11 January 2012

Chilling at Daisy

(This is Dougal in film-documentary mood so he will narrate the blog - just this once! Hope he doesn't mess up.)
"Thank-you for your vote of confidence Oh Silly Scottie! I wont mess up. Just watch. Good morning Blog Readers. Last week we went to this beautiful place called Agulhas for a couple of days with our humans and the Alpha Male's sister who was visiting from New Zealand.
We stopped at our most favourite in all the world breakfast spot outside the metropolis of Napier (the birthplace of Matthew the Large)

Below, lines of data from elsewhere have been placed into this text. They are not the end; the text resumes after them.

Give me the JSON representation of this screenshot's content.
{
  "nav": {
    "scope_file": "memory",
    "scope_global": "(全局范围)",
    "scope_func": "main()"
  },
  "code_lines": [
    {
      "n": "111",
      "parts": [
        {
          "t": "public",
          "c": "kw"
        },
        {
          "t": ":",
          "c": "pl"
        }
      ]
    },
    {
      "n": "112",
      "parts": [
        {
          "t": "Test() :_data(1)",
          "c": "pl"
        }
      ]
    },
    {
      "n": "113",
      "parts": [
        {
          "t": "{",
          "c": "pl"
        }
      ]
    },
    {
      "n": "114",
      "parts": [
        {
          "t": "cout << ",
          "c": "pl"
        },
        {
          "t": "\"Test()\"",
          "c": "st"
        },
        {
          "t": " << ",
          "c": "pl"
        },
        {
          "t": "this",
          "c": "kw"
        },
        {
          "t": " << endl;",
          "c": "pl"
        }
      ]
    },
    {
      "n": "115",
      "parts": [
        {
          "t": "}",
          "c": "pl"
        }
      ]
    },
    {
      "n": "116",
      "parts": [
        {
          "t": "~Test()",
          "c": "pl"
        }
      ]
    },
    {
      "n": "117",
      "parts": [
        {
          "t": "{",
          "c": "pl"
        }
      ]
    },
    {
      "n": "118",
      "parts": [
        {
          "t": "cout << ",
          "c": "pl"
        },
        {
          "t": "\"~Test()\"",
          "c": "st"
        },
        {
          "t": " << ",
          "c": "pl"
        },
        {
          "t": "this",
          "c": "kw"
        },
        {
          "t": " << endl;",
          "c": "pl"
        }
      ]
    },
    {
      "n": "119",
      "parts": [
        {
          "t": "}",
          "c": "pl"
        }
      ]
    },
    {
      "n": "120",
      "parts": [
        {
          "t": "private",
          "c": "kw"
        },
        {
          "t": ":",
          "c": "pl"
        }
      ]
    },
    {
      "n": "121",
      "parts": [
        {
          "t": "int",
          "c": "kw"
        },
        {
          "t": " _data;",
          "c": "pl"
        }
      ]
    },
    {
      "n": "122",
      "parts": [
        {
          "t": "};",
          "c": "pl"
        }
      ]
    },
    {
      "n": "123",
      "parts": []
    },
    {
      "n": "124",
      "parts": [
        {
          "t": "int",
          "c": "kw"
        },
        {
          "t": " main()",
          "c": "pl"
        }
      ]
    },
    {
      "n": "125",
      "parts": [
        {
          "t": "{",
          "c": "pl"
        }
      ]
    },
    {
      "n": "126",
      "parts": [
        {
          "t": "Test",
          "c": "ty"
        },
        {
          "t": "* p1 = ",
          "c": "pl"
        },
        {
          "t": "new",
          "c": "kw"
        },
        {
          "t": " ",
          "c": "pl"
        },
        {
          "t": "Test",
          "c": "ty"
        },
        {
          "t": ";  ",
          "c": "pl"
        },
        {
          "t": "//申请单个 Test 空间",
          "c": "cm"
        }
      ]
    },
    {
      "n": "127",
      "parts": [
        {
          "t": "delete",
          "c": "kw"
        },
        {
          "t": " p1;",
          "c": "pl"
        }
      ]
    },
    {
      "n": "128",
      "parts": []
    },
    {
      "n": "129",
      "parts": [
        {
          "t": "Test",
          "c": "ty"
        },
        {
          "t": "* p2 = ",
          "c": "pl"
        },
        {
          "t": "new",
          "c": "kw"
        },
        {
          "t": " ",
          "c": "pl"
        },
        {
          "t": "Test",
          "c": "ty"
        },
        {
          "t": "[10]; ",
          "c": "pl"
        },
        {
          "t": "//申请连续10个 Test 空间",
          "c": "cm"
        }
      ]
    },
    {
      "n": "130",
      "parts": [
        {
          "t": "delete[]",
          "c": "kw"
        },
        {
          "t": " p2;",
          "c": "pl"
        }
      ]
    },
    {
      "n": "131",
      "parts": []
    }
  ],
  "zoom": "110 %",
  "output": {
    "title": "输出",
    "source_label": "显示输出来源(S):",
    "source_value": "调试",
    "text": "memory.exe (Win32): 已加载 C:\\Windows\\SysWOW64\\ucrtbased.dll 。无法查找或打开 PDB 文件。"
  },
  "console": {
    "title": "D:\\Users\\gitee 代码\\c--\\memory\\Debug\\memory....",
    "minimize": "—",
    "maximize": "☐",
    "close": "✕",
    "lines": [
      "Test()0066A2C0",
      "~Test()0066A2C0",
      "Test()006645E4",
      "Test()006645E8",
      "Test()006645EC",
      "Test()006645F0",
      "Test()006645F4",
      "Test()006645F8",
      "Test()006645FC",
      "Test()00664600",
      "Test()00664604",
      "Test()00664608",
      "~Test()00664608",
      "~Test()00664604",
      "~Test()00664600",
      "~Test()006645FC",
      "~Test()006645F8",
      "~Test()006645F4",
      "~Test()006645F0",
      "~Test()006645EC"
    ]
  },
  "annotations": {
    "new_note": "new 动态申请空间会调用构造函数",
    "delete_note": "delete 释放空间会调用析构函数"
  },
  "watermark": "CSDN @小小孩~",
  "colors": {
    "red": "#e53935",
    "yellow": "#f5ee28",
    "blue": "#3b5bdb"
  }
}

and while the humans scoffed scrambled eggs and bacon and brie cheese, we were given some off-colour farm water to drink.
But the Food Lady took us for a little stroll around the farm which was greatly appreciated as there were some good piggy smells about.
At last we made it to our destination. Here is the view from Daisy. We like to keep an eye on the dogs on the beach from the balcony and occasionally shout at them. We had a wonderful time doing the usual exciting things:
Swimming in our most favourite spot - Papkuil. Someone once told us that it was the largest rock pool in the southern hemisphere. We like it because no sharks can get in.
Excavating for molerats.
Admiring the flora (although this is more a human activity). A Christmas Berry Bush or Dune Gonnabos in full fruit - just growing out of the dune sand. Its botanical name is Passerina ericoides.
Going for lovely walks along the beach - Soetanysberg in the distance.
Nicola taking a photo of Teddy at the southernmost tip of Africa, where the oceans meet.
The weather was perfect for a sunset campfire braai. Coco checking for cockroaches.
Here are your shoes, now will you hurry up and get walking!
Tails up in the dune scrub - hunting Four-striped Mice in the early morning. (Unsuccessfully I might add. These Rhabdomys pumilio mice are a lot sharper and quicker than house mice and rats!)
The Food Lady was hunting flowers as usual and found this lovely Silene crassifolia growing on the dune sand. It looks a bit like an Edelweiss flower.
There were hundreds and hundreds of these creepy crawlies on the pebbly beach which are actually air-breathing, kelp eating crustaceans (isopods) called Ligia dilatata.
Watching some kayakers and just chilling on the beach. A long trek over the limestone hill - not so nice for paws, although this Erica coccinea didn't seem to mind the harsh limestone.
Another sunset supper round the braai.
Taking opportunities to do some wee-mailing.
Pooped on the stoep - er sorry - relaxing on the veraandaahh."